The Koolang Observatory and Space Science Centre is located on the border of the Central Coast and Lower Hunter, no more than two hours from most Sydney and Newcastle suburbs. The Koolang Observatory and Space Science Centre is a public access astronomical observatory.

Macquarie University Observatory

Macquarie University campus at North Ryde is open to the public on Friday nights from March to November inclusive, subject to bookings, unless raining. Please ring for confirmation on 0427 433 388 if the weather is doubtful.

Port Macquarie Observatory

The Port Macquarie Observatory is run by the Port Macquarie Astronomical Association Inc., a non profit voluntary group of people interested in astronomy. Astronomy Open Nights The observatory is open to the public on Sunday and Wednesday nights.

The Australia Telescope Compact Array – Narrabri

The Australia Telescope Compact Array (ATCA), at the Narrabri Observatory, is an array of six 22-m antennas used for radio astronomy. Located about 25 km west of the town of Narrabri in rural NSW (about 500 km north-west of Sydney), it is operated by the Australia Telesco Read more..

University of Western Sydney Observatory

The University of Western Sydney (UWS) Observatory runs public astronomy nights along with school, holiday and group programs during the day or evening. UWS Observatory is located at the University of Western Sydney, Penrith Campus, Great Western Highway, Werrington North.

Wollongong Science Centre and Planetarium

The Wollongong Science Centre and Planetarium is operated by the University of Wollongong as a public science centre. The centre includes a planetarium (BlueScope Steel Star Theatre), observatory, laser light shows, extensive interactive exhibits, demonstration theatre and more.

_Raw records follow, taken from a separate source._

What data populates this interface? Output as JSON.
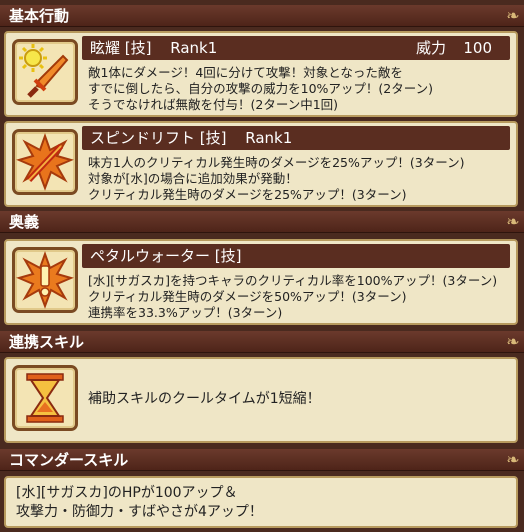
{
  "sections": {
    "basic": "基本行動",
    "ougi": "奥義",
    "renkei": "連携スキル",
    "commander": "コマンダースキル"
  },
  "skills": [
    {
      "name": "眩耀 [技]",
      "rank": "Rank1",
      "power_label": "威力",
      "power_value": "100",
      "lines": [
        "敵1体にダメージ！4回に分けて攻撃！対象となった敵を",
        "すでに倒したら、自分の攻撃の威力を10%アップ！(2ターン)",
        "そうでなければ無敵を付与！(2ターン中1回)"
      ],
      "icon": "sun-sword-icon"
    },
    {
      "name": "スピンドリフト [技]",
      "rank": "Rank1",
      "lines": [
        "味方1人のクリティカル発生時のダメージを25%アップ！(3ターン)",
        "対象が[水]の場合に追加効果が発動！",
        "クリティカル発生時のダメージを25%アップ！(3ターン)"
      ],
      "icon": "burst-sword-icon"
    },
    {
      "name": "ペタルウォーター [技]",
      "lines": [
        "[水][サガスカ]を持つキャラのクリティカル率を100%アップ！(3ターン)",
        "クリティカル発生時のダメージを50%アップ！(3ターン)",
        "連携率を33.3%アップ！(3ターン)"
      ],
      "icon": "exclamation-burst-icon"
    }
  ],
  "renkei_text": "補助スキルのクールタイムが1短縮！",
  "renkei_icon": "hourglass-icon",
  "commander_lines": [
    "[水][サガスカ]のHPが100アップ＆",
    "攻撃力・防御力・すばやさが4アップ！"
  ]
}
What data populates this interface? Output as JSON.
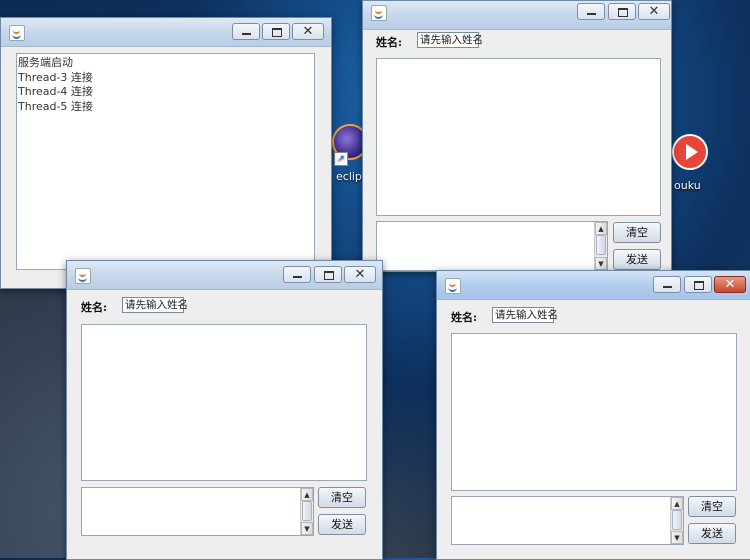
{
  "desktop": {
    "eclipse_label": "eclip",
    "youku_label": "ouku"
  },
  "server_window": {
    "log_lines": [
      "服务端启动",
      "Thread-3 连接",
      "Thread-4 连接",
      "Thread-5 连接"
    ]
  },
  "client_window": {
    "name_label": "姓名:",
    "name_placeholder": "请先输入姓名",
    "clear_button": "清空",
    "send_button": "发送"
  },
  "window_controls": {
    "close": "✕"
  },
  "colors": {
    "active_close": "#c9472c"
  }
}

Bathurst Observatory

Bathurst Observatory is located at two sites. One site is for research and study, while the other is for public viewing through telescopes, and also has a daytime space show in the new 200 seat theatrette. The public observatory is located at the Bathurst Goldfields site.

Crago Observatory

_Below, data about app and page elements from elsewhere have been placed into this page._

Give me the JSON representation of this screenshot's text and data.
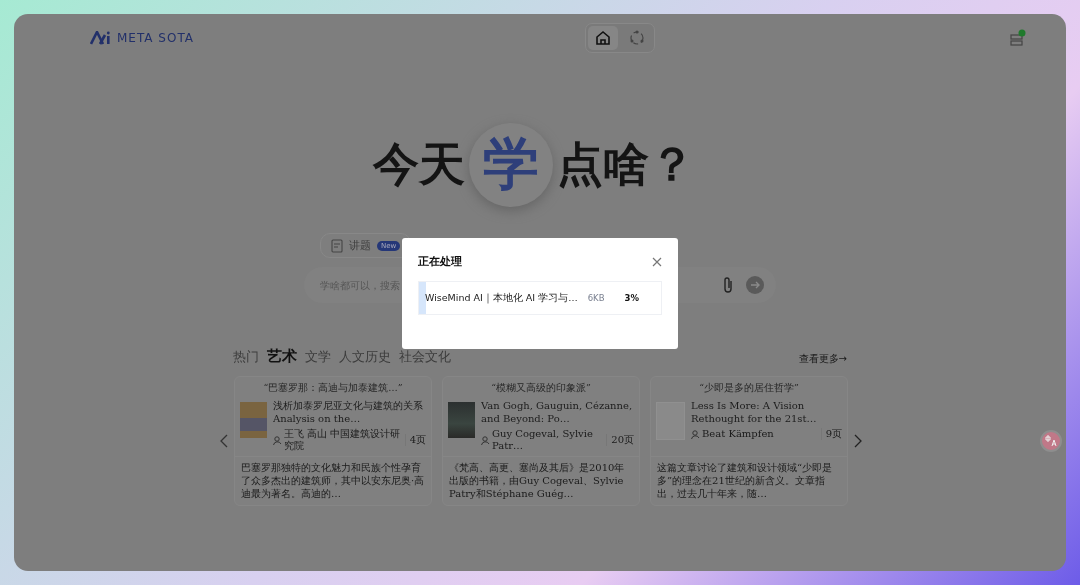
{
  "header": {
    "logo": "META SOTA",
    "nav": [
      {
        "kind": "home",
        "selected": true
      },
      {
        "kind": "orbit",
        "selected": false
      }
    ]
  },
  "hero": {
    "before": "今天",
    "highlight": "学",
    "after": "点啥？"
  },
  "tool": {
    "label": "讲题",
    "badge": "New"
  },
  "search": {
    "placeholder": "学啥都可以，搜索"
  },
  "categories": [
    {
      "label": "热门",
      "selected": false
    },
    {
      "label": "艺术",
      "selected": true
    },
    {
      "label": "文学",
      "selected": false
    },
    {
      "label": "人文历史",
      "selected": false
    },
    {
      "label": "社会文化",
      "selected": false
    }
  ],
  "more": "查看更多→",
  "cards": [
    {
      "quote": "“巴塞罗那：高迪与加泰建筑…”",
      "kind": "scan",
      "title": "浅析加泰罗尼亚文化与建筑的关系 Analysis on the…",
      "author": "王飞 高山 中国建筑设计研究院",
      "pages": "4页",
      "summary": "巴塞罗那独特的文化魅力和民族个性孕育了众多杰出的建筑师，其中以安东尼奥·高迪最为著名。高迪的…"
    },
    {
      "quote": "“模糊又高级的印象派”",
      "kind": "painting",
      "title": "Van Gogh, Gauguin, Cézanne, and Beyond: Po…",
      "author": "Guy Cogeval, Sylvie Patr…",
      "pages": "20页",
      "summary": "《梵高、高更、塞尚及其后》是2010年出版的书籍，由Guy Cogeval、Sylvie Patry和Stéphane Guég…"
    },
    {
      "quote": "“少即是多的居住哲学”",
      "kind": "document",
      "title": "Less Is More: A Vision Rethought for the 21st…",
      "author": "Beat Kämpfen",
      "pages": "9页",
      "summary": "这篇文章讨论了建筑和设计领域“少即是多”的理念在21世纪的新含义。文章指出，过去几十年来，随…"
    }
  ],
  "dialog": {
    "title": "正在处理",
    "files": [
      {
        "name": "WiseMind AI｜本地化 AI 学习与…",
        "size": "6KB",
        "progress": "3%",
        "level": 0.03
      }
    ]
  }
}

Crago Observatory is located on Bowen Mountain near North Richmond (NW of Sydney), and is operated by the Astronomical Society of NSW. The observatory houses a 40cm Dobsonian telescope, and is open on Saturday nights (nearest to Last Quarter Moon phase).

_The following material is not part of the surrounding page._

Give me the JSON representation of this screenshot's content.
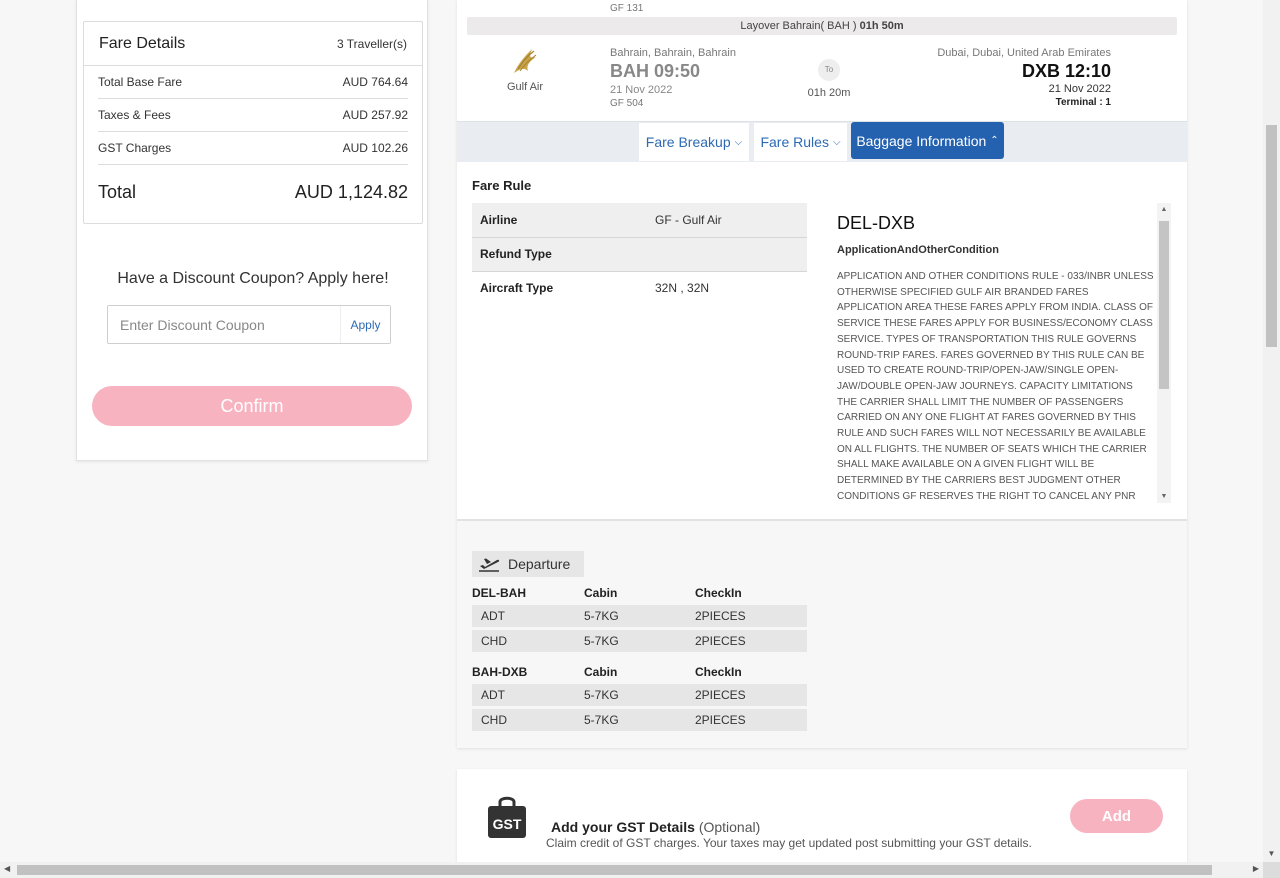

Linden Observatory

Visit Linden Observatory in the Blue Mountains and join any of WSAAG’s (Western Sydney Amateur Astronomy Group) observing nights, where anyone can drop in and look through their telescopes. Observing nights are usually held on Saturdays closest to the New Moon.

Siding Spring Observatory

Siding Spring Observatory is home to some of the world’s major telescopes and Australia’s largest optical telescopes. Siding Spring Observatory is located next to the picturesque Warrumbungle National Park near Coonabarabran, N.S.W.

Warrumbungle Observatory

Warrumbungle Observatory, otherwise known as “Tenby Observatory”, is located on the Timor Road that leads out to the Warrumbungle National Park, 10 kilometres from Coonabarabran. The Warrumbungle Observatory holds three Computerised telescopes including a 14 inch Telescope.

Introducing yourself and your child or children to the wonders of the universe and really coming to understand our planet’s place in it is the greatest way to emphasise how delicate and extraordinary life on Earth really is. Not only will you learn, you’ll find your jaw dropping at the marvels and imagery the galaxy and universe present us every day, yet we rarely raise our gaze to.

Visit OnlySydney Museum and Science for listings and more information on these 2009 International Year of Astronomy events and Sydney Observatories.